> **AIM OF THE EXERCISE**
Once every line below with "need" has been counted, state the total and nothing else.

(Data excerpts)
┄┄┄┄┄┄┄┄┄┄┄┄┄┄┄┄┄┄┄┄

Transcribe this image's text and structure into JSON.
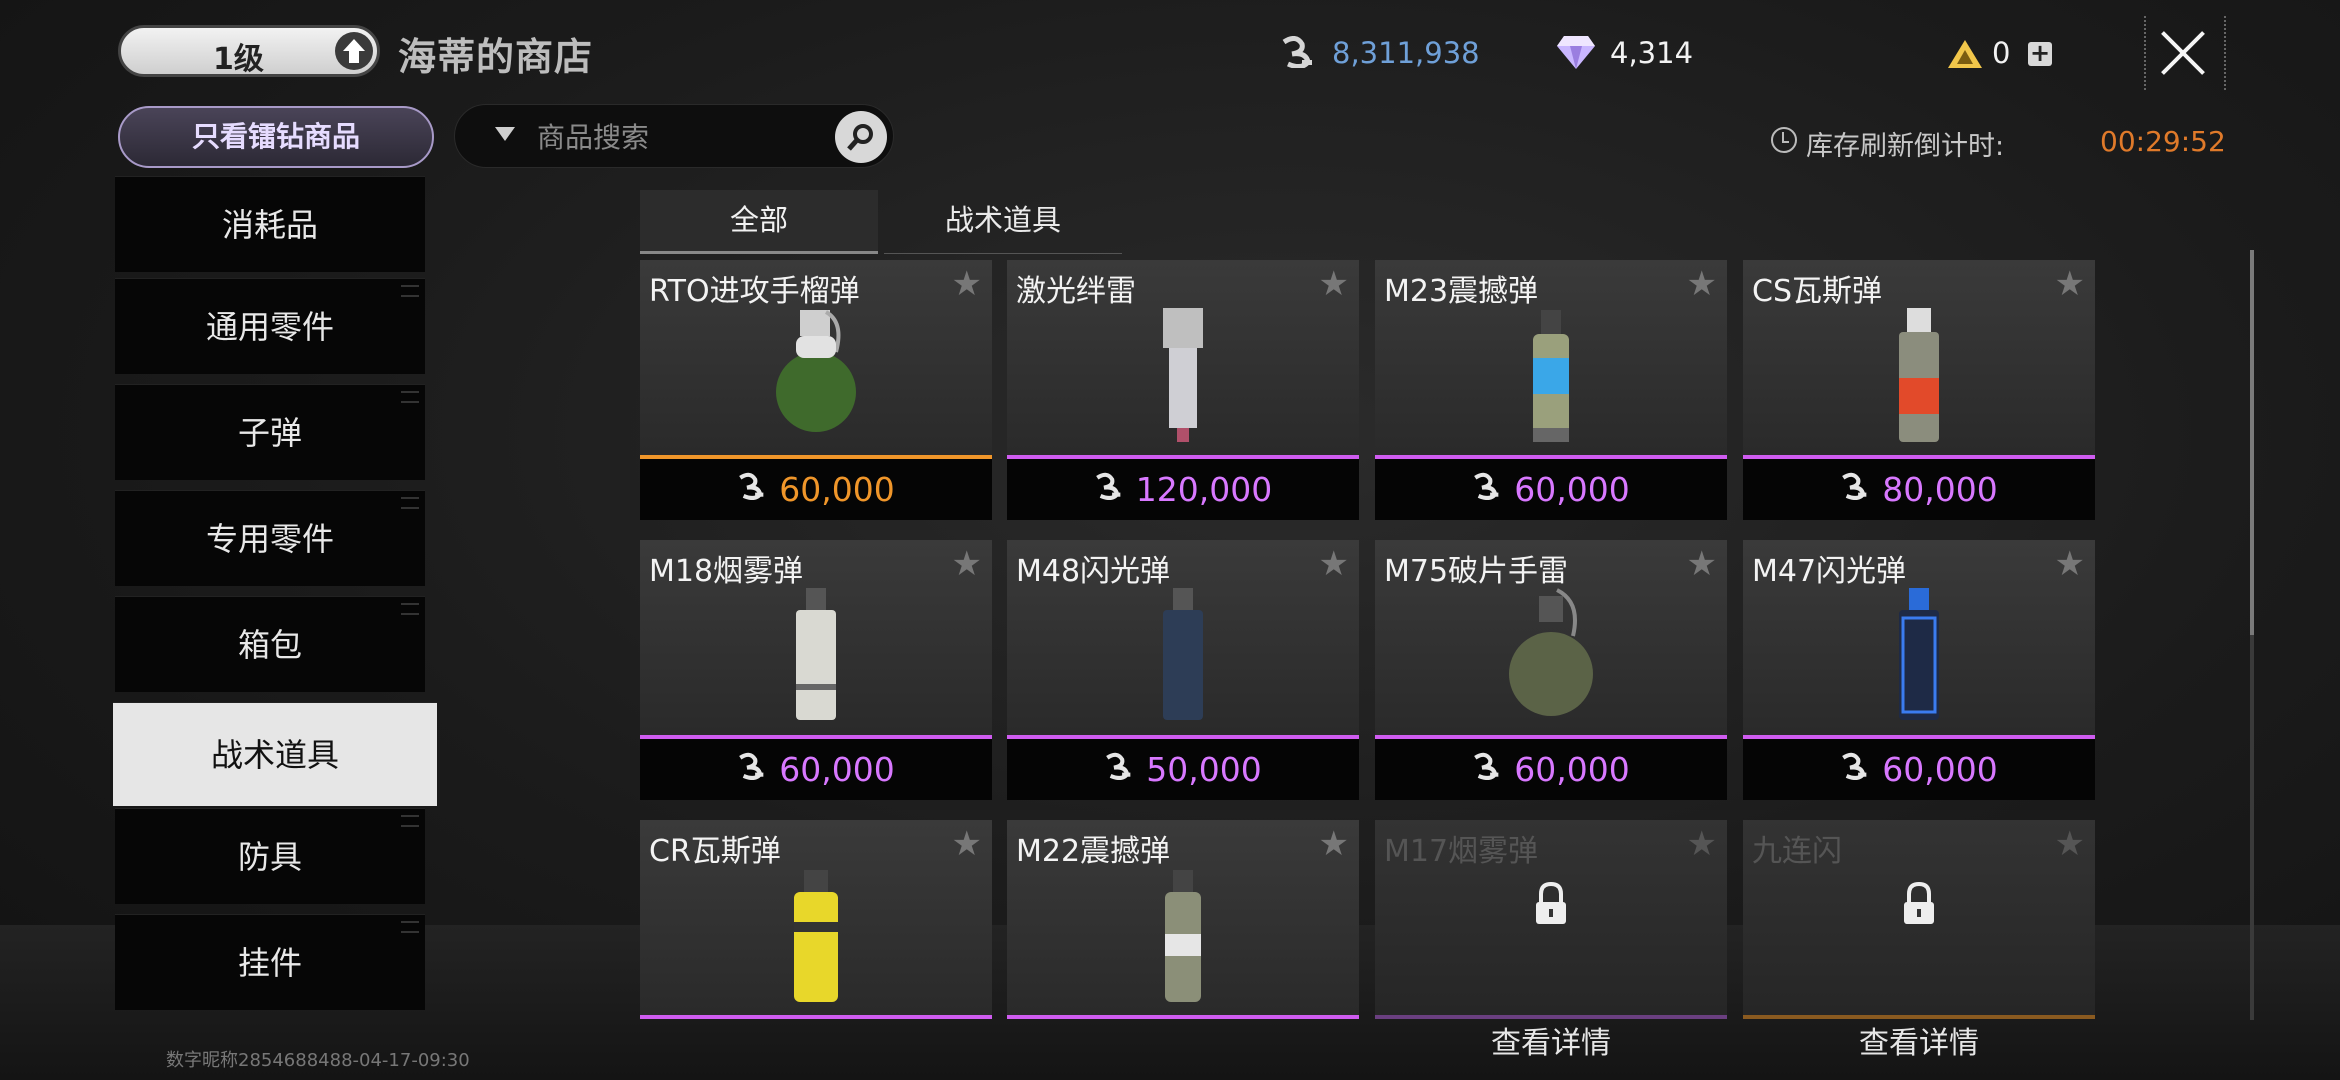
{
  "header": {
    "level_label": "1级",
    "shop_title": "海蒂的商店",
    "currency_money": "8,311,938",
    "currency_gem": "4,314",
    "currency_triangle": "0",
    "plus_label": "+"
  },
  "filters": {
    "diamond_only_label": "只看镭钻商品",
    "search_placeholder": "商品搜索",
    "refresh_label": "库存刷新倒计时:",
    "refresh_time": "00:29:52"
  },
  "sidebar": {
    "items": [
      {
        "label": "消耗品"
      },
      {
        "label": "通用零件"
      },
      {
        "label": "子弹"
      },
      {
        "label": "专用零件"
      },
      {
        "label": "箱包"
      },
      {
        "label": "战术道具",
        "active": true
      },
      {
        "label": "防具"
      },
      {
        "label": "挂件"
      }
    ]
  },
  "tabs": [
    {
      "label": "全部",
      "active": true
    },
    {
      "label": "战术道具",
      "active": false
    }
  ],
  "items": [
    {
      "name": "RTO进攻手榴弹",
      "price": "60,000",
      "rarity": "orange"
    },
    {
      "name": "激光绊雷",
      "price": "120,000",
      "rarity": "purple"
    },
    {
      "name": "M23震撼弹",
      "price": "60,000",
      "rarity": "purple"
    },
    {
      "name": "CS瓦斯弹",
      "price": "80,000",
      "rarity": "purple"
    },
    {
      "name": "M18烟雾弹",
      "price": "60,000",
      "rarity": "purple"
    },
    {
      "name": "M48闪光弹",
      "price": "50,000",
      "rarity": "purple"
    },
    {
      "name": "M75破片手雷",
      "price": "60,000",
      "rarity": "purple"
    },
    {
      "name": "M47闪光弹",
      "price": "60,000",
      "rarity": "purple"
    },
    {
      "name": "CR瓦斯弹",
      "price": "",
      "rarity": "purple"
    },
    {
      "name": "M22震撼弹",
      "price": "",
      "rarity": "purple"
    },
    {
      "name": "M17烟雾弹",
      "locked": true,
      "detail": "查看详情",
      "rarity": "purple"
    },
    {
      "name": "九连闪",
      "locked": true,
      "detail": "查看详情",
      "rarity": "orange"
    }
  ],
  "colors": {
    "orange": "#f0962a",
    "purple": "#cf5cf0",
    "price_orange": "#f0962a",
    "price_purple": "#d878ff"
  },
  "footer": {
    "watermark": "数字昵称2854688488-04-17-09:30"
  }
}
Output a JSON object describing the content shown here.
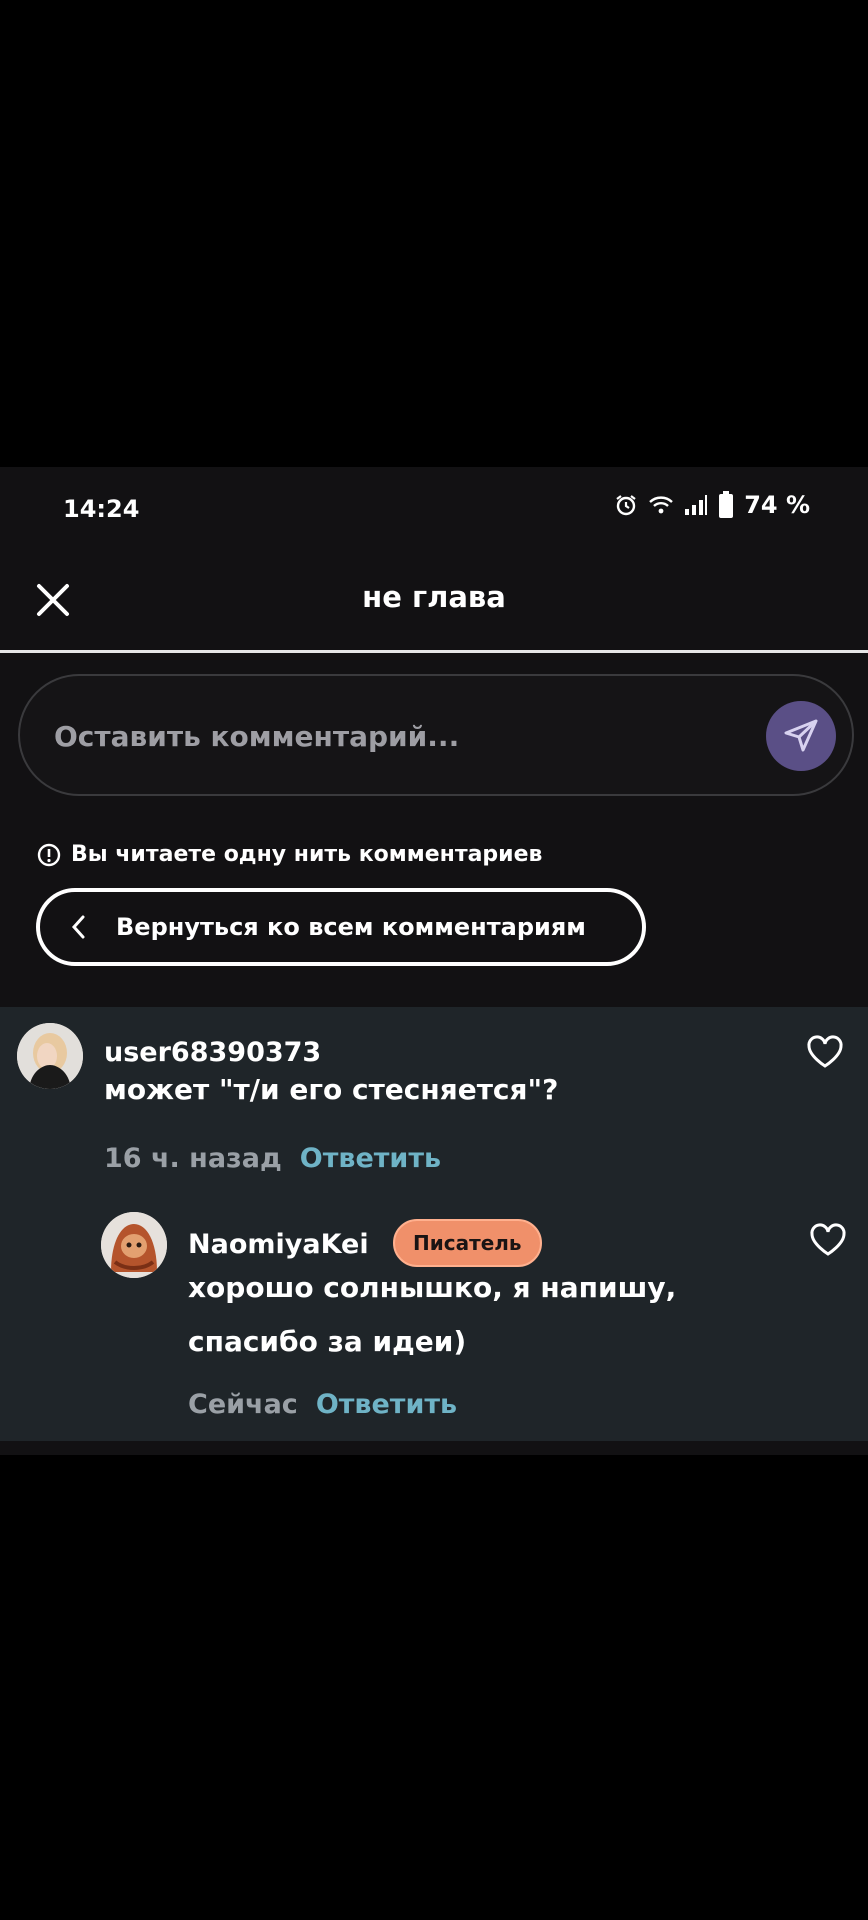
{
  "status_bar": {
    "time": "14:24",
    "battery": "74 %",
    "icons": [
      "alarm-icon",
      "wifi-icon",
      "signal-icon",
      "battery-icon"
    ]
  },
  "header": {
    "title": "не глава",
    "close_icon": "close-icon"
  },
  "comment_box": {
    "placeholder": "Оставить комментарий...",
    "send_icon": "send-icon",
    "send_color": "#5a4f86"
  },
  "thread_note": {
    "icon": "info-icon",
    "text": "Вы читаете одну нить комментариев"
  },
  "back_button": {
    "label": "Вернуться ко всем комментариям",
    "icon": "chevron-left-icon"
  },
  "comments": [
    {
      "username": "user68390373",
      "text": "может \"т/и его стесняется\"?",
      "time": "16 ч. назад",
      "reply_label": "Ответить"
    },
    {
      "username": "NaomiyaKei",
      "badge": "Писатель",
      "text_line1": "хорошо солнышко, я напишу,",
      "text_line2": "спасибо за идеи)",
      "time": "Сейчас",
      "reply_label": "Ответить"
    }
  ],
  "colors": {
    "app_bg": "#121113",
    "thread_bg": "#1f2529",
    "link": "#6fb3c6",
    "badge_bg": "#f0906a"
  }
}
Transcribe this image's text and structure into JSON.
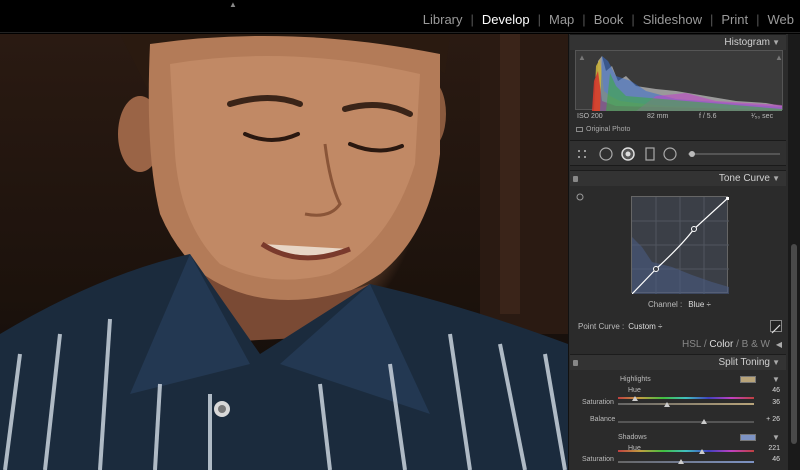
{
  "modules": [
    "Library",
    "Develop",
    "Map",
    "Book",
    "Slideshow",
    "Print",
    "Web"
  ],
  "active_module": "Develop",
  "histogram": {
    "title": "Histogram",
    "iso": "ISO 200",
    "focal": "82 mm",
    "aperture": "f / 5.6",
    "shutter": "¹⁄₅₀ sec",
    "original_photo": "Original Photo"
  },
  "tone_curve": {
    "title": "Tone Curve",
    "channel_label": "Channel :",
    "channel_value": "Blue ÷",
    "point_curve_label": "Point Curve :",
    "point_curve_value": "Custom ÷"
  },
  "hsl": {
    "hsl_label": "HSL",
    "sep1": "/",
    "color_label": "Color",
    "sep2": "/",
    "bw_label": "B & W"
  },
  "split_toning": {
    "title": "Split Toning",
    "highlights": "Highlights",
    "hue_label": "Hue",
    "hue_value": "46",
    "sat_label": "Saturation",
    "sat_value": "36",
    "balance_label": "Balance",
    "balance_value": "+ 26",
    "shadows": "Shadows",
    "sh_hue_label": "Hue",
    "sh_hue_value": "221",
    "sh_sat_label": "Saturation",
    "sh_sat_value": "46",
    "highlight_color": "#b8a47a",
    "shadow_color": "#7d93c4",
    "hue_fraction": 0.128,
    "sat_fraction": 0.36,
    "balance_fraction": 0.63,
    "sh_hue_fraction": 0.614,
    "sh_sat_fraction": 0.46
  },
  "icons": {
    "top_caret": "▲",
    "collapse": "▼",
    "expand": "◀"
  }
}
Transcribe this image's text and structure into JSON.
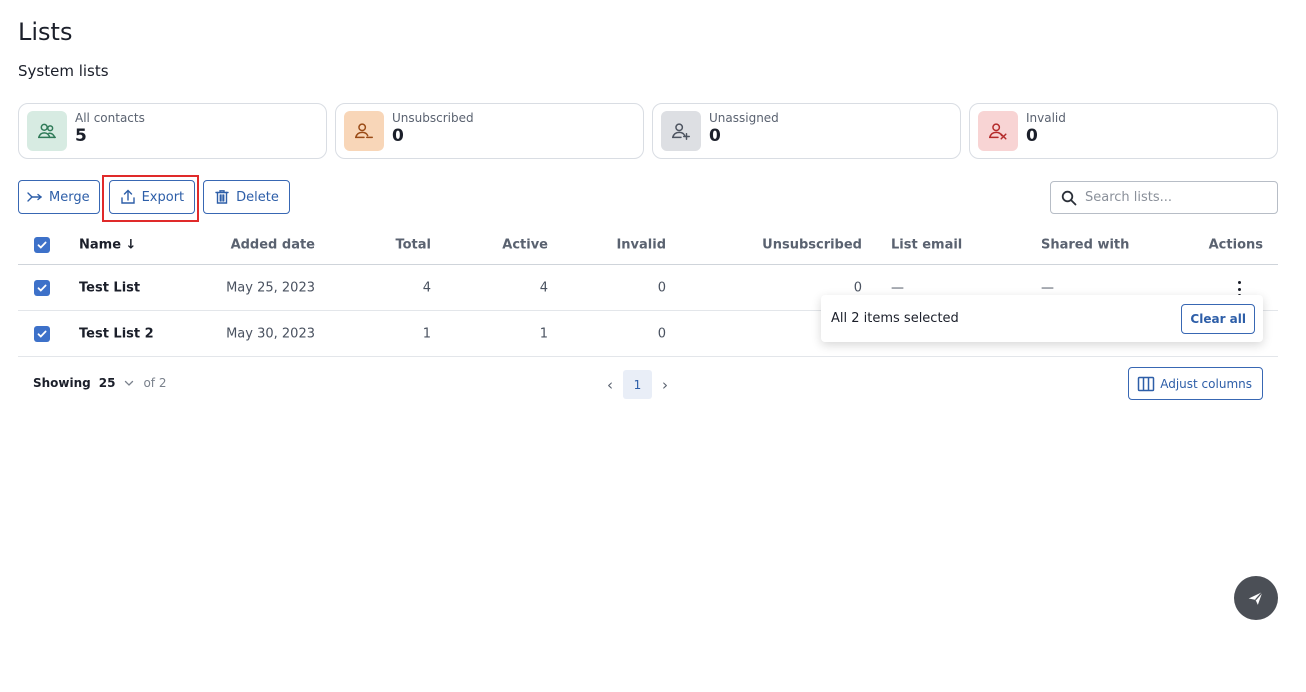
{
  "page": {
    "title": "Lists",
    "section": "System lists"
  },
  "cards": [
    {
      "label": "All contacts",
      "value": "5",
      "icon": "contacts-icon",
      "bg": "#d7ebe2",
      "fg": "#2f7a58"
    },
    {
      "label": "Unsubscribed",
      "value": "0",
      "icon": "user-minus-icon",
      "bg": "#f8d6b8",
      "fg": "#9a4b16"
    },
    {
      "label": "Unassigned",
      "value": "0",
      "icon": "user-plus-icon",
      "bg": "#dddfe3",
      "fg": "#4d5460"
    },
    {
      "label": "Invalid",
      "value": "0",
      "icon": "user-x-icon",
      "bg": "#f8d4d4",
      "fg": "#b42b2b"
    }
  ],
  "toolbar": {
    "merge": "Merge",
    "export": "Export",
    "delete": "Delete"
  },
  "search": {
    "placeholder": "Search lists..."
  },
  "table": {
    "columns": [
      "Name ↓",
      "Added date",
      "Total",
      "Active",
      "Invalid",
      "Unsubscribed",
      "List email",
      "Shared with",
      "Actions"
    ],
    "rows": [
      {
        "name": "Test List",
        "date": "May 25, 2023",
        "total": "4",
        "active": "4",
        "invalid": "0",
        "unsub": "0",
        "email": "—",
        "shared": "—"
      },
      {
        "name": "Test List 2",
        "date": "May 30, 2023",
        "total": "1",
        "active": "1",
        "invalid": "0",
        "unsub": "",
        "email": "",
        "shared": ""
      }
    ]
  },
  "selection": {
    "text": "All 2 items selected",
    "clear": "Clear all"
  },
  "footer": {
    "showing": "Showing",
    "per_page": "25",
    "of": "of 2",
    "page": "1",
    "adjust": "Adjust columns"
  },
  "colors": {
    "accent": "#3d71c9",
    "highlight": "#e02a2a"
  }
}
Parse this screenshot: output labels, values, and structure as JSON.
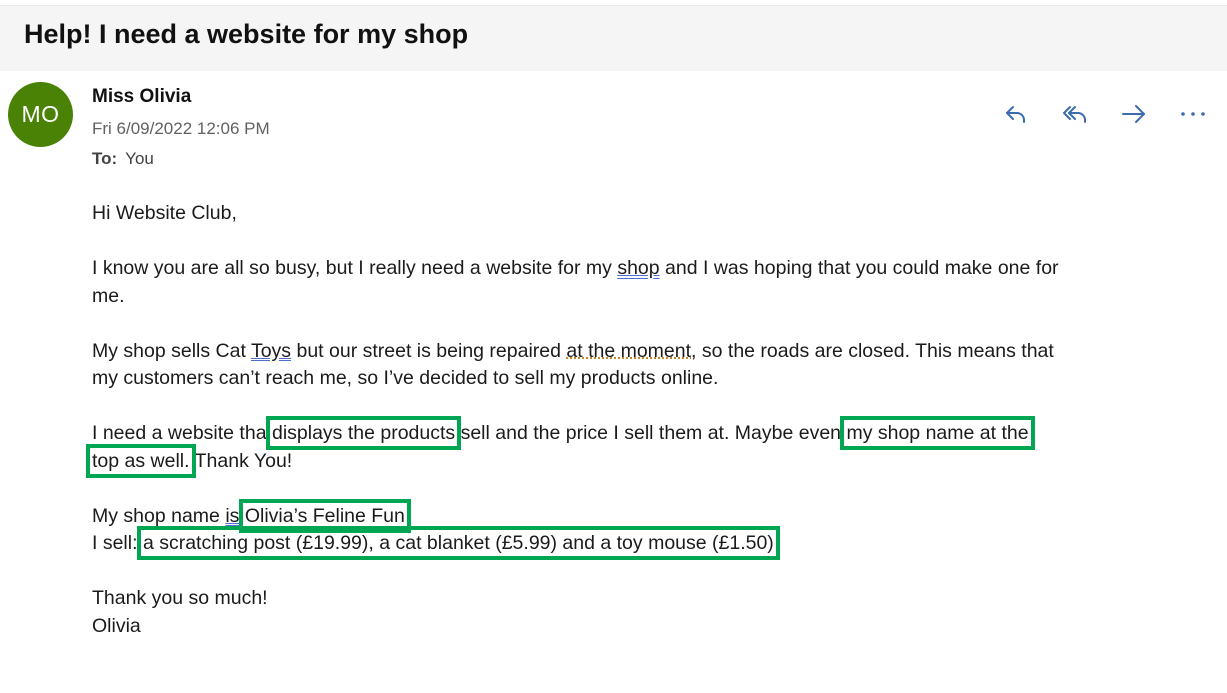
{
  "subject": "Help! I need a website for my shop",
  "sender": {
    "initials": "MO",
    "name": "Miss Olivia",
    "date": "Fri 6/09/2022 12:06 PM",
    "to_label": "To:",
    "to_value": "You"
  },
  "actions": [
    "reply-icon",
    "reply-all-icon",
    "forward-icon",
    "more-icon"
  ],
  "colors": {
    "avatar": "#498205",
    "highlight_box": "#00a651",
    "action_icon": "#3b6cae"
  },
  "body": {
    "greeting": "Hi Website Club,",
    "p1_a": "I know you are all so busy, but I really need a website for my ",
    "p1_shop": "shop",
    "p1_b": " and I was hoping that you could make one for",
    "p1_c": "me.",
    "p2_a": "My shop sells Cat ",
    "p2_toys": "Toys",
    "p2_b": " but our street is being repaired ",
    "p2_moment": "at the moment",
    "p2_c": ", so the roads are closed. This means that",
    "p2_d": "my customers can’t reach me, so I’ve decided to sell my products online.",
    "p3_a": "I need a website tha",
    "p3_hl1": "displays the products",
    "p3_b": " sell and the price I sell them at. Maybe even",
    "p3_hl2a": "my shop name at the",
    "p3_hl2b": "top as well.",
    "p3_c": " Thank You!",
    "p4_a": "My shop name ",
    "p4_is": "is",
    "p4_hl": "Olivia’s Feline Fun",
    "p4_b": "I sell:",
    "p4_hl2": "a scratching post (£19.99), a cat blanket (£5.99) and a toy mouse (£1.50)",
    "closing": "Thank you so much!",
    "signature": "Olivia"
  }
}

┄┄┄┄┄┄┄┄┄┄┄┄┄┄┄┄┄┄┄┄

> **TASK SOLUTION**
3